TASK STATEMENT :: A verbatim copy of the full data, with no pictures, is the expected answer.

(Data records for software interfaces)
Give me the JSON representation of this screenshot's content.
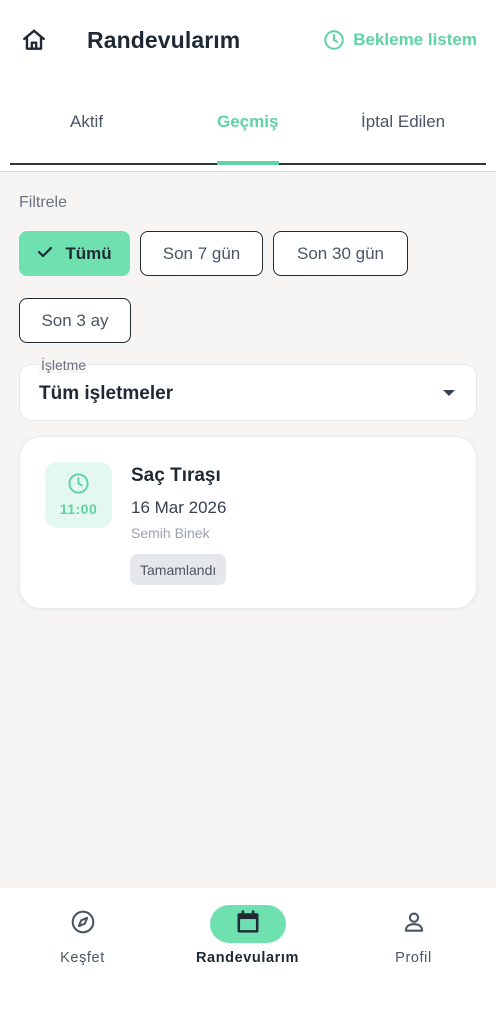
{
  "header": {
    "title": "Randevularım",
    "home_icon": "home-icon",
    "waitlist_label": "Bekleme listem",
    "waitlist_icon": "clock-icon",
    "accent_color": "#5fd3a3"
  },
  "tabs": [
    {
      "label": "Aktif",
      "active": false
    },
    {
      "label": "Geçmiş",
      "active": true
    },
    {
      "label": "İptal Edilen",
      "active": false
    }
  ],
  "filter": {
    "label": "Filtrele",
    "chips": [
      {
        "label": "Tümü",
        "selected": true,
        "icon": "check-icon"
      },
      {
        "label": "Son 7 gün",
        "selected": false
      },
      {
        "label": "Son 30 gün",
        "selected": false
      },
      {
        "label": "Son 3 ay",
        "selected": false
      }
    ]
  },
  "business_select": {
    "label": "İşletme",
    "value": "Tüm işletmeler",
    "icon": "dropdown-arrow-icon"
  },
  "appointments": [
    {
      "time": "11:00",
      "service": "Saç Tıraşı",
      "date": "16 Mar 2026",
      "staff": "Semih Binek",
      "status": "Tamamlandı"
    }
  ],
  "bottom_nav": [
    {
      "label": "Keşfet",
      "icon": "compass-icon",
      "active": false
    },
    {
      "label": "Randevularım",
      "icon": "calendar-icon",
      "active": true
    },
    {
      "label": "Profil",
      "icon": "person-icon",
      "active": false
    }
  ]
}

REPLY ::
Give me the JSON representation of this screenshot's content.
{
  "header": {
    "title": "Randevularım",
    "home_icon": "home-icon",
    "waitlist_label": "Bekleme listem",
    "waitlist_icon": "clock-icon",
    "accent_color": "#5fd3a3"
  },
  "tabs": [
    {
      "label": "Aktif",
      "active": false
    },
    {
      "label": "Geçmiş",
      "active": true
    },
    {
      "label": "İptal Edilen",
      "active": false
    }
  ],
  "filter": {
    "label": "Filtrele",
    "chips": [
      {
        "label": "Tümü",
        "selected": true,
        "icon": "check-icon"
      },
      {
        "label": "Son 7 gün",
        "selected": false
      },
      {
        "label": "Son 30 gün",
        "selected": false
      },
      {
        "label": "Son 3 ay",
        "selected": false
      }
    ]
  },
  "business_select": {
    "label": "İşletme",
    "value": "Tüm işletmeler",
    "icon": "dropdown-arrow-icon"
  },
  "appointments": [
    {
      "time": "11:00",
      "service": "Saç Tıraşı",
      "date": "16 Mar 2026",
      "staff": "Semih Binek",
      "status": "Tamamlandı"
    }
  ],
  "bottom_nav": [
    {
      "label": "Keşfet",
      "icon": "compass-icon",
      "active": false
    },
    {
      "label": "Randevularım",
      "icon": "calendar-icon",
      "active": true
    },
    {
      "label": "Profil",
      "icon": "person-icon",
      "active": false
    }
  ]
}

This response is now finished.